- **REQUIRED ACTION**
Return, from the listing that follows, each line containing the word "ataskaita".

- **EXERCISE DATA**
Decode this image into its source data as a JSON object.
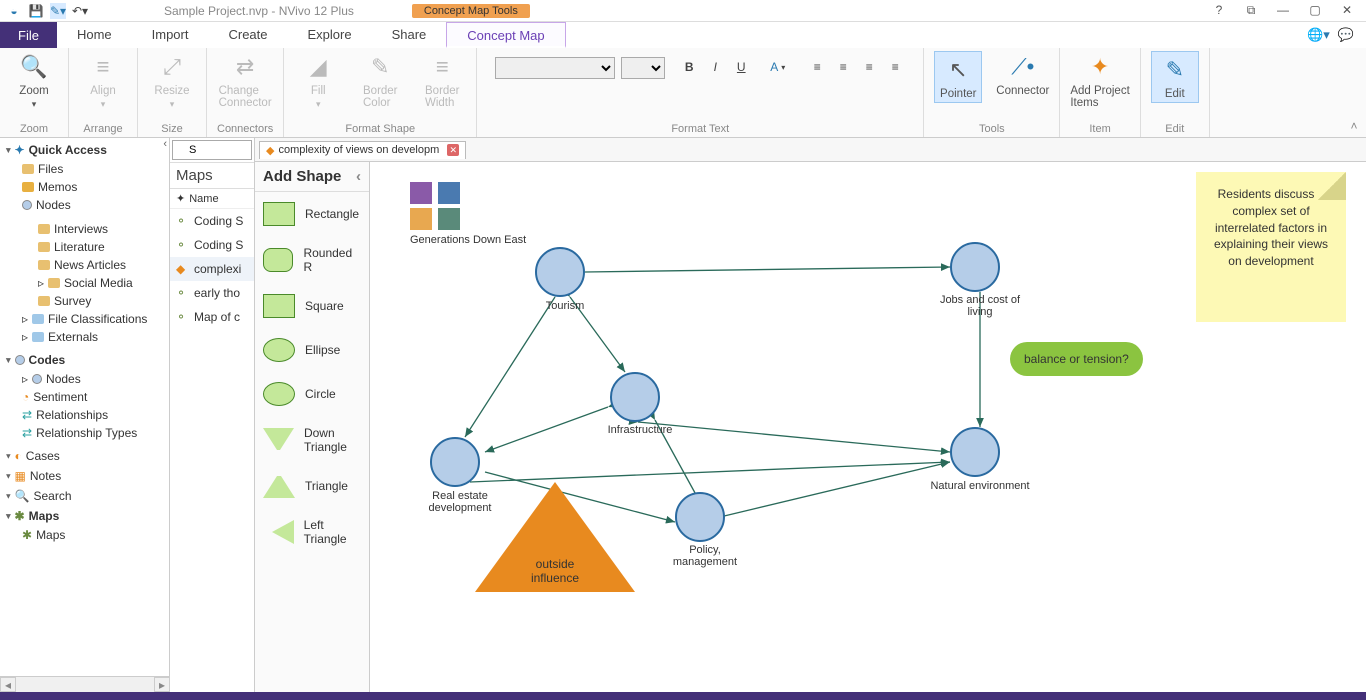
{
  "title": "Sample Project.nvp - NVivo 12 Plus",
  "context_tools": "Concept Map Tools",
  "tabs": {
    "file": "File",
    "home": "Home",
    "import": "Import",
    "create": "Create",
    "explore": "Explore",
    "share": "Share",
    "conceptmap": "Concept Map"
  },
  "ribbon": {
    "zoom": {
      "label": "Zoom",
      "group": "Zoom"
    },
    "align": {
      "label": "Align",
      "group": "Arrange"
    },
    "resize": {
      "label": "Resize",
      "group": "Size"
    },
    "changeconn": {
      "label": "Change\nConnector",
      "group": "Connectors"
    },
    "fill": {
      "label": "Fill"
    },
    "bordercolor": {
      "label": "Border\nColor"
    },
    "borderwidth": {
      "label": "Border\nWidth"
    },
    "formatshape_group": "Format Shape",
    "formattext_group": "Format Text",
    "pointer": {
      "label": "Pointer"
    },
    "connector": {
      "label": "Connector"
    },
    "tools_group": "Tools",
    "additems": {
      "label": "Add Project\nItems",
      "group": "Item"
    },
    "edit": {
      "label": "Edit",
      "group": "Edit"
    }
  },
  "nav": {
    "quickaccess": "Quick Access",
    "files": "Files",
    "memos": "Memos",
    "nodes": "Nodes",
    "interviews": "Interviews",
    "literature": "Literature",
    "newsarticles": "News Articles",
    "socialmedia": "Social Media",
    "survey": "Survey",
    "fileclass": "File Classifications",
    "externals": "Externals",
    "codes": "Codes",
    "nodes2": "Nodes",
    "sentiment": "Sentiment",
    "relationships": "Relationships",
    "reltypes": "Relationship Types",
    "cases": "Cases",
    "notes": "Notes",
    "search": "Search",
    "maps": "Maps",
    "maps_item": "Maps"
  },
  "mapslist": {
    "head": "Maps",
    "search": "S",
    "colhead": "Name",
    "rows": [
      "Coding S",
      "Coding S",
      "complexi",
      "early tho",
      "Map of c"
    ]
  },
  "doctab": "complexity of views on developm",
  "palette": {
    "head": "Add Shape",
    "items": [
      "Rectangle",
      "Rounded R",
      "Square",
      "Ellipse",
      "Circle",
      "Down Triangle",
      "Triangle",
      "Left Triangle"
    ]
  },
  "canvas": {
    "legend": "Generations Down East",
    "nodes": {
      "tourism": "Tourism",
      "jobs": "Jobs and cost of living",
      "infra": "Infrastructure",
      "realestate": "Real estate development",
      "nat": "Natural environment",
      "policy": "Policy, management"
    },
    "bubble": "balance or tension?",
    "triangle": "outside influence",
    "sticky": "Residents discuss a complex set of interrelated factors in explaining their views on development"
  }
}
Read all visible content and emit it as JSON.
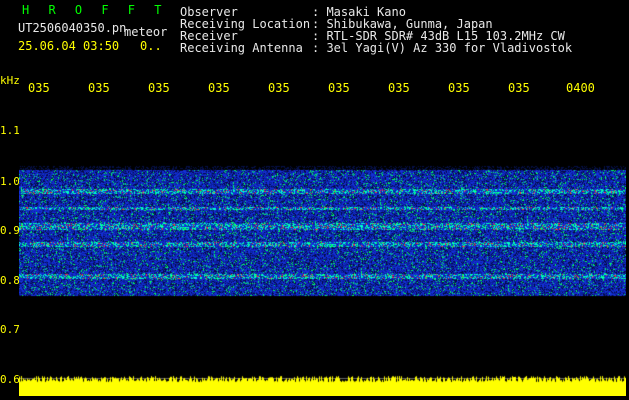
{
  "header": {
    "brand": "H R O F F T",
    "filename": "UT2506040350.pn",
    "detector": "meteor",
    "datetime": "25.06.04 03:50",
    "counter": "0..",
    "meta": [
      {
        "label": "Observer",
        "value": "Masaki Kano"
      },
      {
        "label": "Receiving Location",
        "value": "Shibukawa, Gunma, Japan"
      },
      {
        "label": "Receiver",
        "value": "RTL-SDR SDR# 43dB L15 103.2MHz CW"
      },
      {
        "label": "Receiving Antenna",
        "value": "3el Yagi(V) Az 330 for Vladivostok"
      }
    ]
  },
  "axis": {
    "unit": "kHz",
    "time_ticks": [
      "035",
      "035",
      "035",
      "035",
      "035",
      "035",
      "035",
      "035",
      "035",
      "0400"
    ],
    "freq_ticks": [
      "1.1",
      "1.0",
      "0.9",
      "0.8",
      "0.7",
      "0.6"
    ]
  },
  "colors": {
    "label": "#00ff00",
    "tick": "#ffff00",
    "value": "#e8e8e8",
    "noise_band": "#0b1f9c",
    "signal_strong": "#00ff60",
    "signal_peak": "#ff3030",
    "amplitude": "#ffff00"
  }
}
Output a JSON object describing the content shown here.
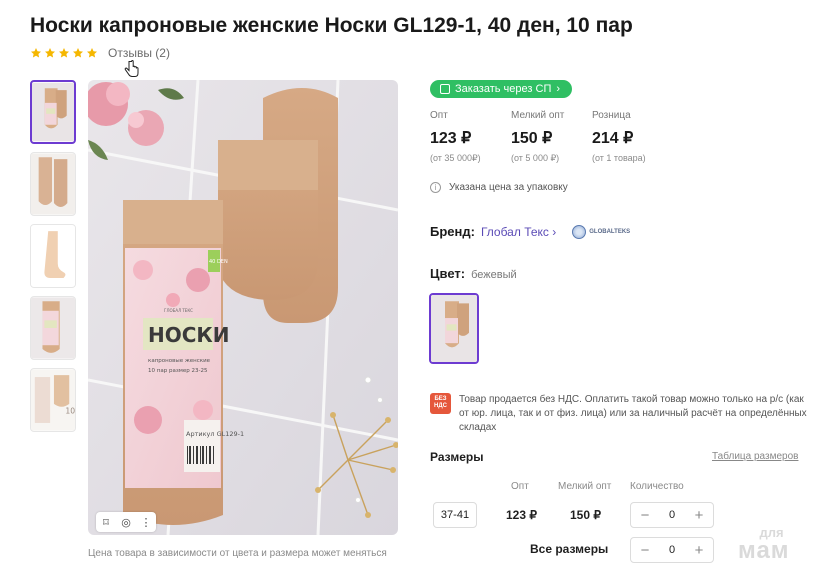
{
  "product": {
    "title": "Носки капроновые женские Носки GL129-1, 40 ден, 10 пар",
    "rating_stars": 5,
    "reviews_label": "Отзывы (2)"
  },
  "gallery": {
    "thumbnail_count": 5,
    "caption": "Цена товара в зависимости от цвета и размера может меняться",
    "package": {
      "brand_small": "ГЛОБАЛ ТЕКС",
      "name": "НОСКИ",
      "line1": "капроновые женские",
      "line2": "10 пар   размер 23-25",
      "den": "40 DEN",
      "article": "Артикул GL129-1"
    }
  },
  "order": {
    "sp_button_label": "Заказать через СП"
  },
  "prices": [
    {
      "label": "Опт",
      "value": "123 ₽",
      "note": "(от 35 000₽)"
    },
    {
      "label": "Мелкий опт",
      "value": "150 ₽",
      "note": "(от 5 000 ₽)"
    },
    {
      "label": "Розница",
      "value": "214 ₽",
      "note": "(от 1 товара)"
    }
  ],
  "price_info": "Указана цена за упаковку",
  "brand": {
    "label": "Бренд:",
    "name": "Глобал Текс",
    "logo_text": "GLOBALTEKS"
  },
  "color": {
    "label": "Цвет:",
    "value": "бежевый"
  },
  "vat": {
    "badge_top": "БЕЗ",
    "badge_bottom": "НДС",
    "text": "Товар продается без НДС. Оплатить такой товар можно только на р/с (как от юр. лица, так и от физ. лица) или за наличный расчёт на определённых складах"
  },
  "sizes": {
    "title": "Размеры",
    "table_link": "Таблица размеров",
    "columns": {
      "wholesale": "Опт",
      "small_wholesale": "Мелкий опт",
      "quantity": "Количество"
    },
    "rows": [
      {
        "size": "37-41",
        "wholesale": "123 ₽",
        "small_wholesale": "150 ₽",
        "quantity": "0"
      }
    ],
    "all_sizes_label": "Все размеры",
    "all_sizes_quantity": "0"
  },
  "watermark": {
    "line1": "для",
    "line2": "мам"
  },
  "colors": {
    "accent_purple": "#6d3bd1",
    "sp_green": "#2fbf63",
    "vat_red": "#e5573b",
    "star_gold": "#f5b700",
    "brand_link": "#5b4bb6"
  },
  "icons": [
    "star-icon",
    "hand-cursor-icon",
    "bookmark-icon",
    "lens-icon",
    "more-icon",
    "shopping-bag-icon",
    "chevron-right-icon",
    "info-icon",
    "globe-logo-icon"
  ]
}
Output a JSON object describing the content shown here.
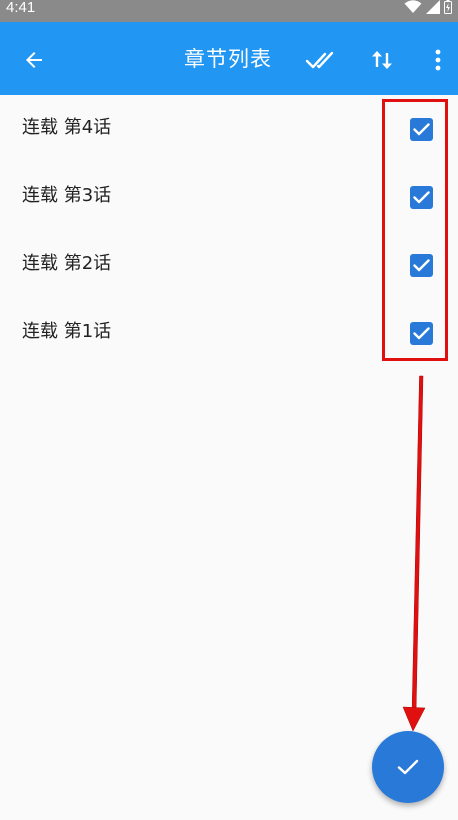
{
  "status_bar": {
    "time": "4:41",
    "icons": [
      "wifi-icon",
      "signal-icon",
      "battery-charging-icon"
    ],
    "background": "#8a8a8a"
  },
  "app_bar": {
    "title": "章节列表",
    "background": "#2196f3",
    "actions": [
      "back-arrow-icon",
      "double-check-icon",
      "sort-icon",
      "more-vert-icon"
    ]
  },
  "chapters": [
    {
      "label": "连载 第4话",
      "checked": true
    },
    {
      "label": "连载 第3话",
      "checked": true
    },
    {
      "label": "连载 第2话",
      "checked": true
    },
    {
      "label": "连载 第1话",
      "checked": true
    }
  ],
  "fab": {
    "icon": "check-icon",
    "color": "#2979d8"
  },
  "annotation": {
    "color": "#e01010"
  }
}
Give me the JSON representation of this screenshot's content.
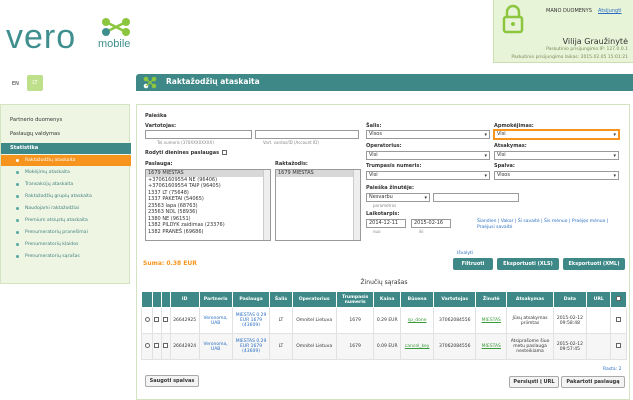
{
  "brand": {
    "word": "vero",
    "sub": "mobile"
  },
  "user": {
    "label": "MANO DUOMENYS",
    "logout": "Atsijungti",
    "name": "Vilija Graužinytė",
    "ip": "Paskutinio prisijungimo IP: 127.0.0.1",
    "time": "Paskutinio prisijungimo laikas: 2015.02.05 15:01:21"
  },
  "lang": {
    "en": "EN",
    "lt": "LT"
  },
  "sidebar": {
    "items": [
      "Partnerio duomenys",
      "Paslaugų valdymas",
      "Statistika"
    ],
    "sub": [
      "Raktažodžių ataskaita",
      "Mokėjimų ataskaita",
      "Transakcijų ataskaita",
      "Raktažodžių grupių ataskaita",
      "Naudojami raktažodžiai",
      "Premium atsiųstų ataskaita",
      "Prenumeratorių pranešimai",
      "Prenumeratorių klaidos",
      "Prenumeratorių sąrašas"
    ]
  },
  "page": {
    "title": "Raktažodžių ataskaita"
  },
  "filters": {
    "section": "Paieška",
    "phone_label": "Vartotojas:",
    "phone_value": "",
    "phone_hint": "Tel.numeris (370XXXXXXXX)",
    "user_id_hint": "Vart. vardas/ID (Account ID)",
    "show_hidden": "Rodyti dienines paslaugas",
    "country_label": "Šalis:",
    "country_value": "Visos",
    "payment_label": "Apmokėjimas:",
    "payment_value": "Visi",
    "operator_label": "Operatorius:",
    "operator_value": "Visi",
    "response_label": "Atsakymas:",
    "response_value": "Visi",
    "short_label": "Trumpasis numeris:",
    "short_value": "Visi",
    "color_label": "Spalva:",
    "color_value": "Visos",
    "msg_search_label": "Paieška žinutėje:",
    "msg_search_value": "Nesvarbu",
    "msg_search_hint": "parametras",
    "service_label": "Paslauga:",
    "service_options": [
      "1679 MIESTAS",
      "+37061609554 NE (96406)",
      "+37061609554 TAIP (96405)",
      "1337 LT (75648)",
      "1337 PAKETAI (54065)",
      "23563 lapa (68763)",
      "23563 NDL (58936)",
      "1380 NE (96151)",
      "1382 PILDYK zaidimas (23376)",
      "1382 PRANEŠ (69686)"
    ],
    "keyword_label": "Raktažodis:",
    "keyword_options": [
      "1679 MIESTAS"
    ],
    "period_label": "Laikotarpis:",
    "date_from": "2014-12-11",
    "date_to": "2015-02-16",
    "date_from_hint": "nuo",
    "date_to_hint": "iki",
    "quick_links": "Šiandien | Vakar | Ši savaitė | Šis mėnuo | Praėjęs mėnuo | Praėjusi savaitė",
    "clear_link": "Išvalyti"
  },
  "buttons": {
    "filter": "Filtruoti",
    "export_xls": "Eksportuoti (XLS)",
    "export_xml": "Eksportuoti (XML)",
    "save_colors": "Saugoti spalvas",
    "resend": "Persiųsti į URL",
    "repeat": "Pakartoti paslaugą"
  },
  "summary": {
    "sum": "Suma: 0.38 EUR"
  },
  "table": {
    "title": "Žinučių sąrašas",
    "headers": [
      "",
      "",
      "",
      "ID",
      "Partneris",
      "Paslauga",
      "Šalis",
      "Operatorius",
      "Trumpasis numeris",
      "Kaina",
      "Būsena",
      "Vartotojas",
      "Žinutė",
      "Atsakymas",
      "Data",
      "URL",
      ""
    ],
    "rows": [
      {
        "id": "26642925",
        "partner": "Veronoma, UAB",
        "service": "MIESTAS 0.29 EUR 1679 (43609)",
        "country": "LT",
        "operator": "Omnitel Lietuva",
        "short": "1679",
        "price": "0.29 EUR",
        "status": "sp_done",
        "user": "37062084556",
        "message": "MIESTAS",
        "response": "Jūsų atsakymas priimtas",
        "date": "2015-02-12 09:58:48"
      },
      {
        "id": "26642924",
        "partner": "Veronoma, UAB",
        "service": "MIESTAS 0.29 EUR 1679 (43609)",
        "country": "LT",
        "operator": "Omnitel Lietuva",
        "short": "1679",
        "price": "0.09 EUR",
        "status": "cancel_key",
        "user": "37062084556",
        "message": "MIESTAS",
        "response": "Atsiprašome šiuo metu paslauga nesteikiama",
        "date": "2015-02-12 09:57:45"
      }
    ],
    "pager": "Rasta: 2"
  },
  "colors": {
    "accent": "#3f8888",
    "orange": "#f7941d",
    "panel": "#e8f4d8"
  }
}
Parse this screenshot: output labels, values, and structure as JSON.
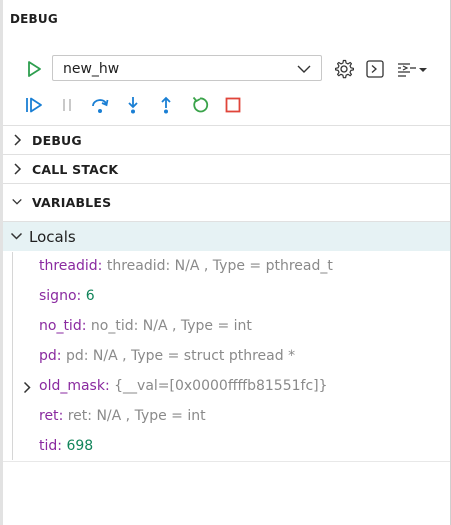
{
  "panel": {
    "title": "DEBUG"
  },
  "launch": {
    "config_value": "new_hw"
  },
  "sections": {
    "debug": "DEBUG",
    "call_stack": "CALL STACK",
    "variables": "VARIABLES"
  },
  "locals": {
    "label": "Locals",
    "items": [
      {
        "name": "threadid",
        "sep": ": ",
        "value": "threadid: N/A , Type = pthread_t",
        "kind": "text"
      },
      {
        "name": "signo",
        "sep": ": ",
        "value": "6",
        "kind": "number"
      },
      {
        "name": "no_tid",
        "sep": ": ",
        "value": "no_tid: N/A , Type = int",
        "kind": "text"
      },
      {
        "name": "pd",
        "sep": ": ",
        "value": "pd: N/A , Type = struct pthread *",
        "kind": "text"
      },
      {
        "name": "old_mask",
        "sep": ": ",
        "value": "{__val=[0x0000ffffb81551fc]}",
        "kind": "text"
      },
      {
        "name": "ret",
        "sep": ": ",
        "value": "ret: N/A , Type = int",
        "kind": "text"
      },
      {
        "name": "tid",
        "sep": ": ",
        "value": "698",
        "kind": "number"
      }
    ]
  },
  "colors": {
    "run_green": "#2e9e4f",
    "toolbar_blue": "#1a7fd4",
    "restart_green": "#3aa34a",
    "stop_red": "#e0453a",
    "variable_name": "#8a2aa0",
    "number_value": "#11845a",
    "muted_value": "#8a8a8a",
    "selection_bg": "#e6f2f4"
  },
  "icons": {
    "run": "play-icon",
    "dropdown": "chevron-down-icon",
    "settings": "gear-icon",
    "console": "terminal-icon",
    "more": "list-menu-icon",
    "continue": "continue-icon",
    "pause": "pause-icon",
    "step_over": "step-over-icon",
    "step_into": "step-into-icon",
    "step_out": "step-out-icon",
    "restart": "restart-icon",
    "stop": "stop-icon"
  }
}
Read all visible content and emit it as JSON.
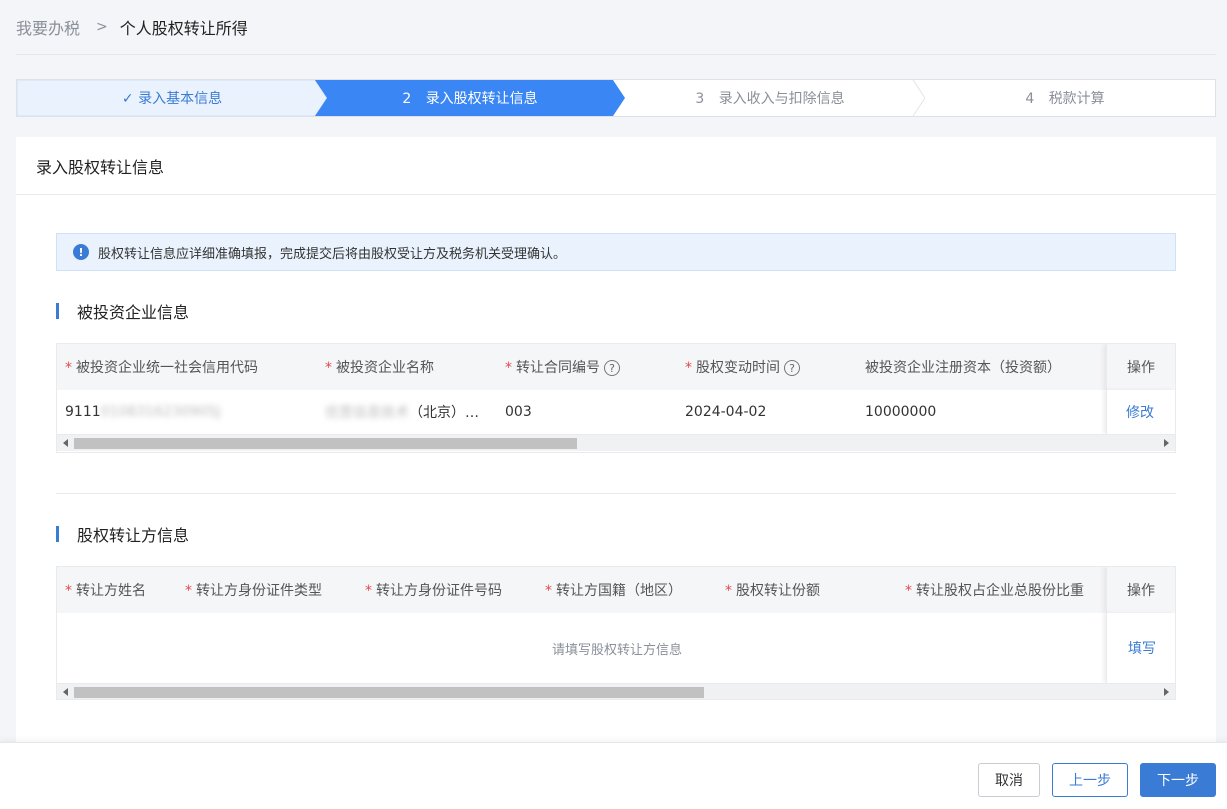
{
  "breadcrumb": {
    "root": "我要办税",
    "separator": ">",
    "current": "个人股权转让所得"
  },
  "steps": [
    {
      "num": "",
      "label": "录入基本信息",
      "state": "done"
    },
    {
      "num": "2",
      "label": "录入股权转让信息",
      "state": "active"
    },
    {
      "num": "3",
      "label": "录入收入与扣除信息",
      "state": "pending"
    },
    {
      "num": "4",
      "label": "税款计算",
      "state": "pending"
    }
  ],
  "card": {
    "title": "录入股权转让信息"
  },
  "notice": {
    "text": "股权转让信息应详细准确填报，完成提交后将由股权受让方及税务机关受理确认。"
  },
  "section1": {
    "title": "被投资企业信息",
    "headers": {
      "credit_code": "被投资企业统一社会信用代码",
      "company_name": "被投资企业名称",
      "contract_no": "转让合同编号",
      "change_date": "股权变动时间",
      "registered_capital": "被投资企业注册资本（投资额）",
      "operation": "操作"
    },
    "row": {
      "credit_code_prefix": "9111",
      "credit_code_rest": "0108316230905J",
      "company_name_blur": "优思信息技术",
      "company_name_suffix": "（北京）…",
      "contract_no": "003",
      "change_date": "2024-04-02",
      "registered_capital": "10000000",
      "action": "修改"
    }
  },
  "section2": {
    "title": "股权转让方信息",
    "headers": {
      "name": "转让方姓名",
      "id_type": "转让方身份证件类型",
      "id_number": "转让方身份证件号码",
      "nationality": "转让方国籍（地区）",
      "share_amount": "股权转让份额",
      "share_ratio": "转让股权占企业总股份比重",
      "operation": "操作"
    },
    "empty_text": "请填写股权转让方信息",
    "action": "填写"
  },
  "footer": {
    "cancel": "取消",
    "prev": "上一步",
    "next": "下一步"
  },
  "colors": {
    "primary": "#3a7bd5",
    "required": "#e5484d",
    "done_step_bg": "#eaf3fd"
  }
}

- **TASK RESULT**
      "Raktažodžių ataskaita",
      "Mokėjimų ataskaita",
      "Transakcijų ataskaita",
      "Raktažodžių grupių ataskaita",
      "Premium atsiųstų ataskaita",
    "title": "Raktažodžių ataskaita"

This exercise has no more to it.